If you’re like many others, understanding your insurance for therapy is like reading Greek. It makes no sense. But, there is help available to get your questions answered. 

If your insurance for therapy is through your employer, they may be able to answer the following questions:

  • Does insurance cover therapy?
  • Can I see an online psychiatrist?
  • Does health insurance cover psychologists?
  • How do I use my insurance for therapy?

If you have private insurance, contacting them can answer all your questions about insurance for therapy. Or, you can contact your state’s insurance department with questions. They can tell you if your insurance is following mandated benefits and help if you are having issues. 

Let Sana Lake Behavioral Wellness Center Help

Covid has many people feeling alone and struggling with mental and addiction issues. If you or someone you love needs help, we can help. Our compassionate representatives are waiting to answer all your insurance and treatment questions. Contact us today to find out how you can live Recovery for Life. 

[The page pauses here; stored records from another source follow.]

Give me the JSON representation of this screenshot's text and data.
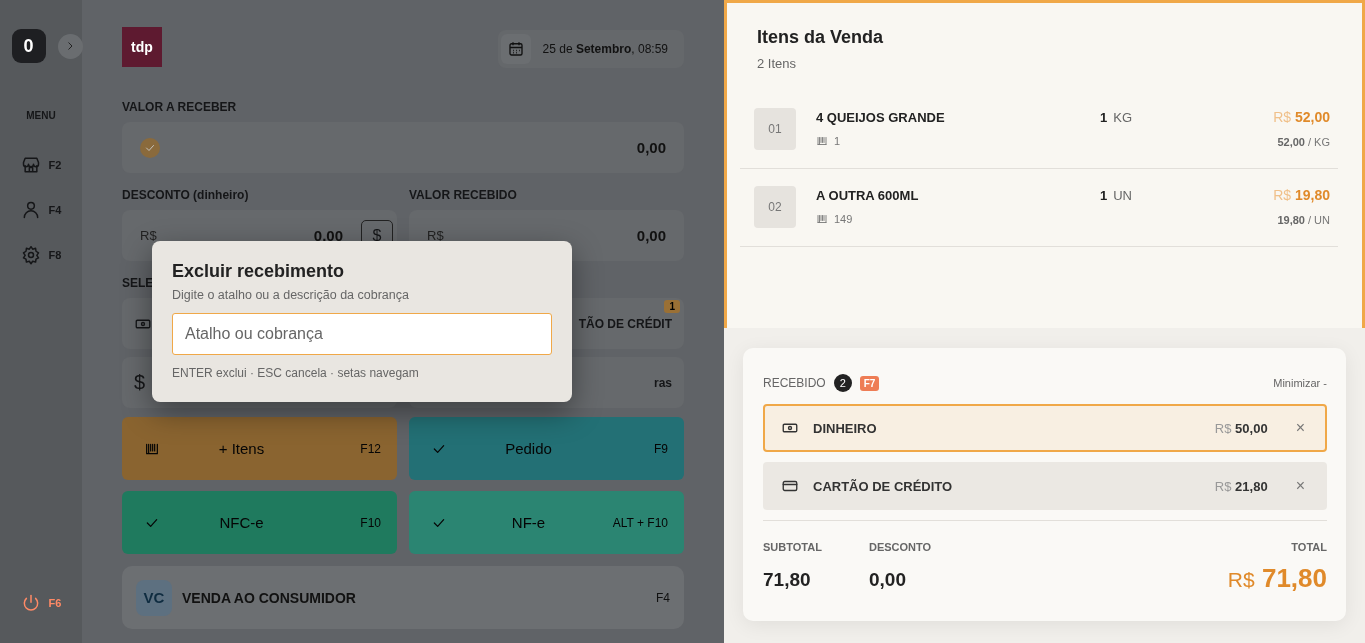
{
  "sidebar": {
    "counter": "0",
    "menu_label": "MENU",
    "items": [
      {
        "kind": "store",
        "key": "F2"
      },
      {
        "kind": "user",
        "key": "F4"
      },
      {
        "kind": "gear",
        "key": "F8"
      }
    ],
    "logout_key": "F6"
  },
  "header": {
    "logo": "tdp",
    "date": "25 de **Setembro**, 08:59"
  },
  "valor_a_receber": {
    "label": "VALOR A RECEBER",
    "value": "0,00"
  },
  "desconto": {
    "label": "DESCONTO (dinheiro)",
    "currency": "R$",
    "value": "0,00",
    "button": "$"
  },
  "valor_recebido": {
    "label": "VALOR RECEBIDO",
    "currency": "R$",
    "value": "0,00"
  },
  "payment_section": {
    "label": "SELE",
    "options": [
      {
        "kind": "cash"
      },
      {
        "kind": "card",
        "label": "TÃO DE CRÉDIT",
        "badge": "1"
      },
      {
        "kind": "dollar",
        "icon": "$"
      },
      {
        "kind": "other",
        "label": "ras"
      }
    ]
  },
  "actions": [
    {
      "kind": "barcode",
      "label": "+ Itens",
      "key": "F12",
      "color": "#8a6430"
    },
    {
      "kind": "check",
      "label": "Pedido",
      "key": "F9",
      "color": "#237075"
    },
    {
      "kind": "check",
      "label": "NFC-e",
      "key": "F10",
      "color": "#1f7a5e"
    },
    {
      "kind": "check",
      "label": "NF-e",
      "key": "ALT + F10",
      "color": "#2b8572"
    }
  ],
  "customer": {
    "initials": "VC",
    "name": "VENDA AO CONSUMIDOR",
    "key": "F4"
  },
  "modal": {
    "title": "Excluir recebimento",
    "subtitle": "Digite o atalho ou a descrição da cobrança",
    "placeholder": "Atalho ou cobrança",
    "hint": "ENTER exclui · ESC cancela · setas navegam"
  },
  "sale_items": {
    "title": "Itens da Venda",
    "count": "2 Itens",
    "items": [
      {
        "index": "01",
        "name": "4 QUEIJOS GRANDE",
        "code": "1",
        "qty": "1",
        "unit": "KG",
        "currency": "R$",
        "total": "52,00",
        "unit_price": "52,00",
        "unit_label": "/ KG"
      },
      {
        "index": "02",
        "name": "A OUTRA 600ML",
        "code": "149",
        "qty": "1",
        "unit": "UN",
        "currency": "R$",
        "total": "19,80",
        "unit_price": "19,80",
        "unit_label": "/ UN"
      }
    ]
  },
  "received": {
    "label": "RECEBIDO",
    "count": "2",
    "key": "F7",
    "minimize": "Minimizar -",
    "payments": [
      {
        "kind": "cash",
        "name": "DINHEIRO",
        "currency": "R$",
        "amount": "50,00",
        "selected": true,
        "remove": "×"
      },
      {
        "kind": "card",
        "name": "CARTÃO DE CRÉDITO",
        "currency": "R$",
        "amount": "21,80",
        "selected": false,
        "remove": "×"
      }
    ]
  },
  "totals": {
    "subtotal_label": "SUBTOTAL",
    "subtotal": "71,80",
    "discount_label": "DESCONTO",
    "discount": "0,00",
    "total_label": "TOTAL",
    "currency": "R$",
    "total": "71,80"
  }
}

References:

https://www.healthcare.gov/coverage/mental-health-substance-abuse-coverage/

https://www.psychiatry.org/patients-families/what-is-telepsychiatry

https://www.bostonglobe.com/metro/2015/10/05/study-puts-dollar-value-time-spent-waiting-for-doctor/If7KB4aU9mkY5qK8CqDYUO/story.html

https://www.ncbi.nlm.nih.gov/pmc/articles/PMC7361582/

https://www.cdc.gov/coronavirus/2019-ncov/daily-life-coping/managing-stress-anxiety.html

https://www.cdc.gov/mmwr/volumes/69/wr/mm6932a1.htm